* Visible value expression and search. It was clear from the customer cases, as well as from the suppliers' presentations and booths, that a lot of value is being exposed by use of the social networking tools. When the web first emerged in the '90s, many of us said, "I'd sure like to have my own personal web page," and some of us even did that. But the new tools make that accessible to everyone, without millions of new domain names (thankfully). Enterprise tools such as IBM Lotus Connections, Telligent, and Tomoye, just to name a few of many (see exhibitor link above), are being used by employees to present, share and tag the things they do well, the things they are interested in, and the content/concepts/ideas the are creating. All this is being done with appropriate controls on permissions and access; also, when appropriate, logging and tracking are possible for compliance and governance.
As the individual sharing (posting on the individual's "page") grows, the value grows exponentially. Search tools become much more well informed by including the individual's profile information in the search logic. For example, a sales rep seeking to address a customer problem could search for "available person, in my division, with advanced-level product certifications, who has knowledge about blue widgets" and the search engine could return a list, ranked, say, by relatedness and proximity. Review of information on the pages might solve the problem (i.e. indirect communication) or lead to a quick IM session, to advance the sale.
* Peripheral vision. A very interesting concept of "peripheral vision" popped up in a Wednesday AM panel. David Marshak of IBM suggested that the social networking tools are all about context, at least in the collaboration process and likely in other jobs that allow for relatively frequent social networking interaction. One of the context elements he mentioned was "peripheral vision" by which he meant that each individual would have an improved sense of the situation in which they are working, acting or making decisions. Others on the panel responded enthusiastically to that idea, and for good reason. Actually, David was not just hyping a continuous string of social messages (Tweets in one case), but rather the combination of subscriptions, event feeds, following of specific knowledgeable sources (including their social messages and profile or page changes), and informed search. About 20 years ago, the Media Lab at MIT suggested we would all have our personalized newspapers in the future; well, it sure seems to me that these new social and collaborative communication tools are making that possible within any enterprise and within any community that has a purpose to form and survive (disbanding when that purpose evaporates).

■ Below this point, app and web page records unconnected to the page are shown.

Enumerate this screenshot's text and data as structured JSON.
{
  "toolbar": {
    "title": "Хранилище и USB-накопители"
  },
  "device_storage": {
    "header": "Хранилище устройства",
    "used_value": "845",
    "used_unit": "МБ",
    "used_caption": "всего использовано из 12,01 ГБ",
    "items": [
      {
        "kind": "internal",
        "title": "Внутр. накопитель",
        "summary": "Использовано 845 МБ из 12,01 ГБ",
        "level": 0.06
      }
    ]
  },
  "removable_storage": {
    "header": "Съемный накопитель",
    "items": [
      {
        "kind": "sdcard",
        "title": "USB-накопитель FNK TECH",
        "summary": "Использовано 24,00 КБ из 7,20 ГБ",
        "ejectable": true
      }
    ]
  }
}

It was also clear that sufficient software features and security controls exist to allow users to belong to multiple, overlapping communities, depending on their business needs and interests. It is also possible to extend these communities across enterprise boundaries. Thus, customers and suppliers can be much more closely integrated into the business, for both richer and more loyal relationships.
So, in summary, Enterprise 2.0, Boston, June 2009, was very effective in providing me with an enhanced vision of the future of work. Nothing we know and value in work needs to be dismantled; rather the new layer of sharing and communication will magnify the value and contribution of each participant.
One important piece of news out of Enterprise 2.0 was that there will be a West Coast version of the event this November, co-located with VoiceCon San Francisco. More details are coming soon. I would welcome your feedback at [email protected].